A buffer or swale can be constructed and established within a few months or it can take two to three years to establish vegetation depending on site conditions[2]. A sterile grass such as rye or millet can be used as an interim measure while slower growing species establish.

Operation

Covered in maintenance (below).

Monitoring and maintenance

Ensuring adequate, dense (at least 80% groundcover) vegetation growth is the key maintenance objective for these systems[1]. Buffers and swales should be inspected every 6 months or after major rain events, to check vegetation cover is intact and ensure there is no erosion or sediment build-up. Regular maintenance will also minimise habitat for pests, such as rats. In addition, buffers can be actively managed to provide habitat for predators (e.g. plant trees and install nest boxes to attract owls)[3].

Typical maintenance will involve:
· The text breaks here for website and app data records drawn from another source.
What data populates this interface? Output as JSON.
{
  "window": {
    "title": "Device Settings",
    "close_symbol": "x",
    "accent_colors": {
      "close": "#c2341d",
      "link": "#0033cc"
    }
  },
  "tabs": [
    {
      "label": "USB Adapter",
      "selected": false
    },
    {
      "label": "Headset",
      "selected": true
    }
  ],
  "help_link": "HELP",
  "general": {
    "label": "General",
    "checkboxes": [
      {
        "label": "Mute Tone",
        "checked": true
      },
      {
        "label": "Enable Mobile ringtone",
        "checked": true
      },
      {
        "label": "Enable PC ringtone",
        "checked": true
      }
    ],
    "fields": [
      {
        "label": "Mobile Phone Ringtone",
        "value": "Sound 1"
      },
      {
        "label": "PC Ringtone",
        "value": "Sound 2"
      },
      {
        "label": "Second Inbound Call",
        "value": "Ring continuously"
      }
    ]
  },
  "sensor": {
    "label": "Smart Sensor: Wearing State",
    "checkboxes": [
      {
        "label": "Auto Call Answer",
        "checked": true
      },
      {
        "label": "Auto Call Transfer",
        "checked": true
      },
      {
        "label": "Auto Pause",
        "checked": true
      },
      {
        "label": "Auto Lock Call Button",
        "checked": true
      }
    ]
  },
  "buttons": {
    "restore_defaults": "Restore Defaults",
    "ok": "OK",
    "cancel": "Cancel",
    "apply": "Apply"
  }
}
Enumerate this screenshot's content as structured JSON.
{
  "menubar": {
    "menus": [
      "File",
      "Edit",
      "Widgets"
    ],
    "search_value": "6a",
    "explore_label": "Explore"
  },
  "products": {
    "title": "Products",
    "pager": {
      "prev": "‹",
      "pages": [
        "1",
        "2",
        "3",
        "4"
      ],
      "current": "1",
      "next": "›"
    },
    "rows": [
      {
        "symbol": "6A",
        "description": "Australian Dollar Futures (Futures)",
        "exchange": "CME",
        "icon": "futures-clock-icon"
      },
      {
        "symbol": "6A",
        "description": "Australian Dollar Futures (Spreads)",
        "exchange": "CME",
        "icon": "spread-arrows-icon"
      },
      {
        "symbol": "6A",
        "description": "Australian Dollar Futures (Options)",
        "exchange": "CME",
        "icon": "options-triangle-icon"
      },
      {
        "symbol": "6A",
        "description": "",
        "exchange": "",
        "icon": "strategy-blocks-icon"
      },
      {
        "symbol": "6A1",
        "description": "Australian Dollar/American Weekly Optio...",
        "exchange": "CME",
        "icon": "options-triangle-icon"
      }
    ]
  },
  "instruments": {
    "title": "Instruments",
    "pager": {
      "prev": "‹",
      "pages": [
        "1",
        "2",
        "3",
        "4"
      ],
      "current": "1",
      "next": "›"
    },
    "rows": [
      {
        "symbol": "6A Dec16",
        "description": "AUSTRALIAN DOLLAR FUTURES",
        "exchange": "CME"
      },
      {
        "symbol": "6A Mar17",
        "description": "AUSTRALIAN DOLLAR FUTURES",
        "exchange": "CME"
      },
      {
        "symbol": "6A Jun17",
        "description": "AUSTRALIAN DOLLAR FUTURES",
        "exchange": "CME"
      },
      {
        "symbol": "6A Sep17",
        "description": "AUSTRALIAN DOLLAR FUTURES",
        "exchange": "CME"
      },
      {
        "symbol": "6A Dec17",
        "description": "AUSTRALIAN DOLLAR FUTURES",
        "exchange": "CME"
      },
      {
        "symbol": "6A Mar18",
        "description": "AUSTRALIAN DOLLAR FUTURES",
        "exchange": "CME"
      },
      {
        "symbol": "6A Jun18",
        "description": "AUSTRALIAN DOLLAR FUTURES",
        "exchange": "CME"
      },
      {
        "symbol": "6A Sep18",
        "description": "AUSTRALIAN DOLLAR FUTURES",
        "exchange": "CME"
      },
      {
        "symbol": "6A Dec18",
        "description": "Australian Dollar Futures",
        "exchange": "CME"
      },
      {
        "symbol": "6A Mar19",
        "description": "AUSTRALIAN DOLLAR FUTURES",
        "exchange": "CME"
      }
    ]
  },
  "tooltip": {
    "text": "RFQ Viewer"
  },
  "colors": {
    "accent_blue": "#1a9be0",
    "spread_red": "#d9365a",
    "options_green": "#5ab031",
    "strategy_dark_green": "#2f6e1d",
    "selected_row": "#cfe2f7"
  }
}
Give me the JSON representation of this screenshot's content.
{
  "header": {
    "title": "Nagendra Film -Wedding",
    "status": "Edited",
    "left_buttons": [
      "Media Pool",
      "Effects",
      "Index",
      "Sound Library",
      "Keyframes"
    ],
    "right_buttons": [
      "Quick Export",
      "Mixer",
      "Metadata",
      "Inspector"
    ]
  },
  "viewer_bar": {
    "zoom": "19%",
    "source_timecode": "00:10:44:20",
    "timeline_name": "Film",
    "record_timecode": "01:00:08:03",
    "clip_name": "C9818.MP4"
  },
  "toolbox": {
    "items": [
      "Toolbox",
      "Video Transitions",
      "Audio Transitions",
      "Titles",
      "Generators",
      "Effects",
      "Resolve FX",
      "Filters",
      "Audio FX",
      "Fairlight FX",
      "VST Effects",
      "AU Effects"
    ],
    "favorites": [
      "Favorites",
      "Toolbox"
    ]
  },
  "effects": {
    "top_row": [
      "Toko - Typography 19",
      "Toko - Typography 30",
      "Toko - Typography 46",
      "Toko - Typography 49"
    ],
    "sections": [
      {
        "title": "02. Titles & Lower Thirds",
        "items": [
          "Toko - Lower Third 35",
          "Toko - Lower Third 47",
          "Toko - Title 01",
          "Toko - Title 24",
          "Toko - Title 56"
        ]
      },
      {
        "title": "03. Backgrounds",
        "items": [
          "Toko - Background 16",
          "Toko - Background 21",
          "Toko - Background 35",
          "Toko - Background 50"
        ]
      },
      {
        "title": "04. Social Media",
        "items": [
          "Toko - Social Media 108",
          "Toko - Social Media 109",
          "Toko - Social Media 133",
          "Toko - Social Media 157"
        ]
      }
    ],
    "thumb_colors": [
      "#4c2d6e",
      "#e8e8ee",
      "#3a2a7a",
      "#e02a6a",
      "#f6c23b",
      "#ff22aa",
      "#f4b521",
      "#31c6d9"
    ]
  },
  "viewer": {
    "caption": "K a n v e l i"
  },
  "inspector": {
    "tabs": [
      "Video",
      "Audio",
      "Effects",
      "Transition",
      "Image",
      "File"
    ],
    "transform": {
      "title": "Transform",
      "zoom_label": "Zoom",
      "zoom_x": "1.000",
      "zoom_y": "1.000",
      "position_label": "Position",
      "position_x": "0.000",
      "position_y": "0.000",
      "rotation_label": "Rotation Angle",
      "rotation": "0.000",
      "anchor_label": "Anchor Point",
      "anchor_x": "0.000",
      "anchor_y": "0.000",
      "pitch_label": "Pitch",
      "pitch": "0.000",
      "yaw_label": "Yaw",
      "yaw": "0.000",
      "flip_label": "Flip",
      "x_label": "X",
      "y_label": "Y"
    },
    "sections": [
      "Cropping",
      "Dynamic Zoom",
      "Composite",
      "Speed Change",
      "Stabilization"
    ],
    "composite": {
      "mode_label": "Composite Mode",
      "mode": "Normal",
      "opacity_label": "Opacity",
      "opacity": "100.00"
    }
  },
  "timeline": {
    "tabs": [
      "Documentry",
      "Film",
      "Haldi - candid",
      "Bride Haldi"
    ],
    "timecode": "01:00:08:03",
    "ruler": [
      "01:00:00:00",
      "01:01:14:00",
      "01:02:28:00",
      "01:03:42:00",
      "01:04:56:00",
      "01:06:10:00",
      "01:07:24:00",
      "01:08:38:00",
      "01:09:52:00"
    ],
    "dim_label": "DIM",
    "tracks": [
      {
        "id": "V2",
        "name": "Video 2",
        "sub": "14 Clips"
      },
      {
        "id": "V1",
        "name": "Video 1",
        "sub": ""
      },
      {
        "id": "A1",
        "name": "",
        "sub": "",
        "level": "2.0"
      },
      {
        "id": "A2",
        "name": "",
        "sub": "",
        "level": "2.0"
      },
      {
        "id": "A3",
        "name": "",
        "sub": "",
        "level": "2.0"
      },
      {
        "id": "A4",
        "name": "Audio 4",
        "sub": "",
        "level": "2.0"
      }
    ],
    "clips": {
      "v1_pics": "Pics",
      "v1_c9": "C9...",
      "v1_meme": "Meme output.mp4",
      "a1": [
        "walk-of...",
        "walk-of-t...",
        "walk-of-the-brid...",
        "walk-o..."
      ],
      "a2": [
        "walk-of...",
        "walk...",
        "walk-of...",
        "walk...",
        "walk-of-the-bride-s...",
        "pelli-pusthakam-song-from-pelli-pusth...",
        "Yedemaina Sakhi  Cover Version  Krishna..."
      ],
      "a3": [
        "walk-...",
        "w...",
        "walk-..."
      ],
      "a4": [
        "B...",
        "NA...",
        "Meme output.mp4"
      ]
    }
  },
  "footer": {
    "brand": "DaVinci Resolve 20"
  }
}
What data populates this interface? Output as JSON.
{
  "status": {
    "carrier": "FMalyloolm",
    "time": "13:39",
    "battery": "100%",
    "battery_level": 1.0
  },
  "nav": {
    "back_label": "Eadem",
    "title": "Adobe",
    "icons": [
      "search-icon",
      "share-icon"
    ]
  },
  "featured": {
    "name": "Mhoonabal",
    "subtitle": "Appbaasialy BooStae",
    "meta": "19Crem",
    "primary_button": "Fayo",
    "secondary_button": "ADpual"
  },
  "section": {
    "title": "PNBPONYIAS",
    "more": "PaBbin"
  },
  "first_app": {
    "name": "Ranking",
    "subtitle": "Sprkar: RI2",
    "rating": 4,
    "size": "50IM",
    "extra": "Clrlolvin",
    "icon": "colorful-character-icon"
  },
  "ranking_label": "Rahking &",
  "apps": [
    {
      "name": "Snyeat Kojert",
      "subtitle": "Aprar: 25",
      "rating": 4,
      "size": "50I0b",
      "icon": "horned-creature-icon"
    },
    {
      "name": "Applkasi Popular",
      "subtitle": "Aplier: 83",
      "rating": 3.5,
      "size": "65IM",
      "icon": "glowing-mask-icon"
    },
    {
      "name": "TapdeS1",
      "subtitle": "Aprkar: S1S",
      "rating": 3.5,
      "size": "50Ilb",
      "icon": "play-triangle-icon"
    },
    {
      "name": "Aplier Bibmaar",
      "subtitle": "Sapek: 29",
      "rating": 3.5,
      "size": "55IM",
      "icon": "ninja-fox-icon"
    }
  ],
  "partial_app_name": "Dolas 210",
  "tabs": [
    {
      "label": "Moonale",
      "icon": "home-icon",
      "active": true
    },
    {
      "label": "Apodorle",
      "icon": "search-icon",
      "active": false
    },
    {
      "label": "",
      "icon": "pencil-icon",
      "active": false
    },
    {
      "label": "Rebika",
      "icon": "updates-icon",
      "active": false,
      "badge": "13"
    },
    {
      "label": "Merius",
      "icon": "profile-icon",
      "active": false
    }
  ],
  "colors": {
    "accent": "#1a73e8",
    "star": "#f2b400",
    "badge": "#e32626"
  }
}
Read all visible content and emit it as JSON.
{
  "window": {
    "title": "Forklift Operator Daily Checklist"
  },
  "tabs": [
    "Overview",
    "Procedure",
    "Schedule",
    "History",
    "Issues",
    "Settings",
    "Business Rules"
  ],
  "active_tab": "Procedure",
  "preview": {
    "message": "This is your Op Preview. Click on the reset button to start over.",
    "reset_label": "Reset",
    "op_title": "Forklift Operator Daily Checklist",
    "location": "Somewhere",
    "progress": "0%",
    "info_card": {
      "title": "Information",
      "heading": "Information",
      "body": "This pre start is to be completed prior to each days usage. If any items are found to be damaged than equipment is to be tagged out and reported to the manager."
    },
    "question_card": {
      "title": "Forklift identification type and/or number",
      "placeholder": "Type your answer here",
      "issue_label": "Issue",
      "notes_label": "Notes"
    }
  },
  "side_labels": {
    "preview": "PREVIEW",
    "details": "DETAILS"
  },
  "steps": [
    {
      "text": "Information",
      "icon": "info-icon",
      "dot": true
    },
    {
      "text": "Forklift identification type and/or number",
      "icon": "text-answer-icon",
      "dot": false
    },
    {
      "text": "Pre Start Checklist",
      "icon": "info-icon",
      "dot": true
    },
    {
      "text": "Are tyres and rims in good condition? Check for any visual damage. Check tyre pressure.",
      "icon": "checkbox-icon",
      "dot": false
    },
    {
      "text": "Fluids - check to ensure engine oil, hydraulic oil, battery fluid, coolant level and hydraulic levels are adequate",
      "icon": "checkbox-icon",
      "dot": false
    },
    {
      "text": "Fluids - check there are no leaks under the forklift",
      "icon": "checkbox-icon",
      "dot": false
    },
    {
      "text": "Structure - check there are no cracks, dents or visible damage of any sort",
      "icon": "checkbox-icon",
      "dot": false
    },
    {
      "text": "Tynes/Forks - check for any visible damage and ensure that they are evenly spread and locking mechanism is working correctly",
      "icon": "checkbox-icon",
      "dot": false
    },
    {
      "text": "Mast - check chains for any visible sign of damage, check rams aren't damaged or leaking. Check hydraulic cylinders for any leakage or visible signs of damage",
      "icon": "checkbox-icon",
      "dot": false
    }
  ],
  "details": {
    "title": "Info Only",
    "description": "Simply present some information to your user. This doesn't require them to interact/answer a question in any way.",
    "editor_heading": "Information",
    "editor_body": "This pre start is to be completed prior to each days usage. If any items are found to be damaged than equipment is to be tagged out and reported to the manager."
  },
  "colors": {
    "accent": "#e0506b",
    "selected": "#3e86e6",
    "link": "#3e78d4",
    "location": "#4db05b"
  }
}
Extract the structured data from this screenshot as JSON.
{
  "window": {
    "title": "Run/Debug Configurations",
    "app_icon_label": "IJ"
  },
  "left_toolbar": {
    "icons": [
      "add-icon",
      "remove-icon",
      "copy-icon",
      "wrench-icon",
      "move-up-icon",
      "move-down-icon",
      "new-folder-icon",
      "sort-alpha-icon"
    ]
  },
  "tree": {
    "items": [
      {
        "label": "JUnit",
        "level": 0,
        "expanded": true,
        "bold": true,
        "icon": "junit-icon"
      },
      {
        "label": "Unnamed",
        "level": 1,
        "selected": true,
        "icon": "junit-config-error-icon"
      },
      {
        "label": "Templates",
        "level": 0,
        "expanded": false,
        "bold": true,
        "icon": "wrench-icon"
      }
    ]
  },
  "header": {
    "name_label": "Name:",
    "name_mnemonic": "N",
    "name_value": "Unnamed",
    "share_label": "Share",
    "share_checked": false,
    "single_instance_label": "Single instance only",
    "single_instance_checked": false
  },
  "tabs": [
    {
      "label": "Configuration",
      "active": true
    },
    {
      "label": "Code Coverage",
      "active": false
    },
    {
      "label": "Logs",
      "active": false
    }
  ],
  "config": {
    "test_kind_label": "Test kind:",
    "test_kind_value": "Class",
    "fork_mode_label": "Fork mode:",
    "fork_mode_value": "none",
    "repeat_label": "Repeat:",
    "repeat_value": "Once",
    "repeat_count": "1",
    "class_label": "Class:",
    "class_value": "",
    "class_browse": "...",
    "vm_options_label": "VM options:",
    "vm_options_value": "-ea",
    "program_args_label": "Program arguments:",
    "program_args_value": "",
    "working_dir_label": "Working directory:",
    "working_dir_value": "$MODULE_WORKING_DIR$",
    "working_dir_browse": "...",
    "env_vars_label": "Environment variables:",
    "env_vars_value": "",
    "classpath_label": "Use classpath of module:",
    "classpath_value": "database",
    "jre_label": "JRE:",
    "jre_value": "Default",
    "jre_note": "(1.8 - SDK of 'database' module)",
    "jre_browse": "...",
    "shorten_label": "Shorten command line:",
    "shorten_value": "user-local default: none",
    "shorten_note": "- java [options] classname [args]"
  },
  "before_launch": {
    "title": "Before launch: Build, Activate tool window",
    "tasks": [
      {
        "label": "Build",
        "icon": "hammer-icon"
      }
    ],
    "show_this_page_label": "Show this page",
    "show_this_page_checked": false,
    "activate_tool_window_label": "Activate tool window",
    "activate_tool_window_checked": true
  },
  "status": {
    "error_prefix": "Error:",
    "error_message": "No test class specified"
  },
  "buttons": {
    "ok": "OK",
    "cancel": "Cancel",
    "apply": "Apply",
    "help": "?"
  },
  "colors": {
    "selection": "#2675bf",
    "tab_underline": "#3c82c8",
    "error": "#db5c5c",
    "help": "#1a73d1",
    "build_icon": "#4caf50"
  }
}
  • Weed management to prevent undesirable species taking over the buffer or swale. Weeds should be controlled by slashing or selective herbicide, to avoid killing desirable species.
  • Replanting/reseeding of desired species to achieve required vegetation density.
  • Mowing/slashing of grass buffers and swales to maintain good cover and growth (avoid slashing if heavy rain is imminent, so that the grass clippings don’t wash into waterways).
  • Irrigating vegetation, as required.
  • Removing sediment if build-up is concentrated and impedes even flows through the buffer or swale. This should be done during the dry season to allow re-establishment of vegetation before the next wet season. Removed sediment should be disposed of in the farm blocks, away from any drainage lines.
  • Filling any low points, boggy areas or eroded areas in the buffer or swale that will cause channeling of flows or bog holes.

If farm best management practices are not adopted in the catchment, large amounts of sediment may be exported, quickly smothering buffers and swales. This will require frequent sediment removal and reshaping of buffers and swales, therefore preventing soil loss through best management practices is a priority.

Lifespan/replacement time

Vegetated buffers and swales should last indefinitely if adequately maintained and farm best management practices adopted.

Disclaimer

In addition to the standard disclaimer located at the bottom of the page, please note the content presented is based on published knowledge of treatment systems. Many of the treatment systems described have not been trialled in different regions or land uses in Queensland. The information will be updated as new trials are conducted and monitored. If you have any additional information on treatment systems or suggestions for additional technologies please contact us using the feedback link at the bottom of this page.


References

  1. ^ a b Department of Employment, EDI (2011), Wetland Management Handbook: Farm Management Systems (FMS) guidelines for managing wetlands in intensive agriculture.. [online], Queensland Wetlands Program, Brisbane. Available at: https://wetlandinfo.des.qld.gov.au/resources/static/pdf/resources/reports/fms/fms_025_handbook_web.pdf.
  2. ^ State of Queensland, Soil conservation waterways – construction and management. [online], vol. Science Notes Land series L270, Brisbane. Available at: https://www.publications.qld.gov.au/dataset/science-notes-soils/resource/5bfb8622-f091-4dd1-a712-d45b841cc72e.
  3. ^ Sugar Research Australia (2013), Rat management in sugarcane, vol. B14023, Sugar Research Australia, Brisbane.

Last updated: 5 November 2022

This page should be cited as:

Department of Environment, Science and Innovation, Queensland (2022) Vegetated buffers and swales — Construction and operation, WetlandInfo website, accessed 1 February 2024. Available at: https://wetlandinfo.des.qld.gov.au/wetlands/management/treatment-systems/for-agriculture/treatment-sys-nav-page/vegetated-buffers/construction-operation.html

Queensland Government
WetlandInfo   —   Department of Environment, Science and Innovation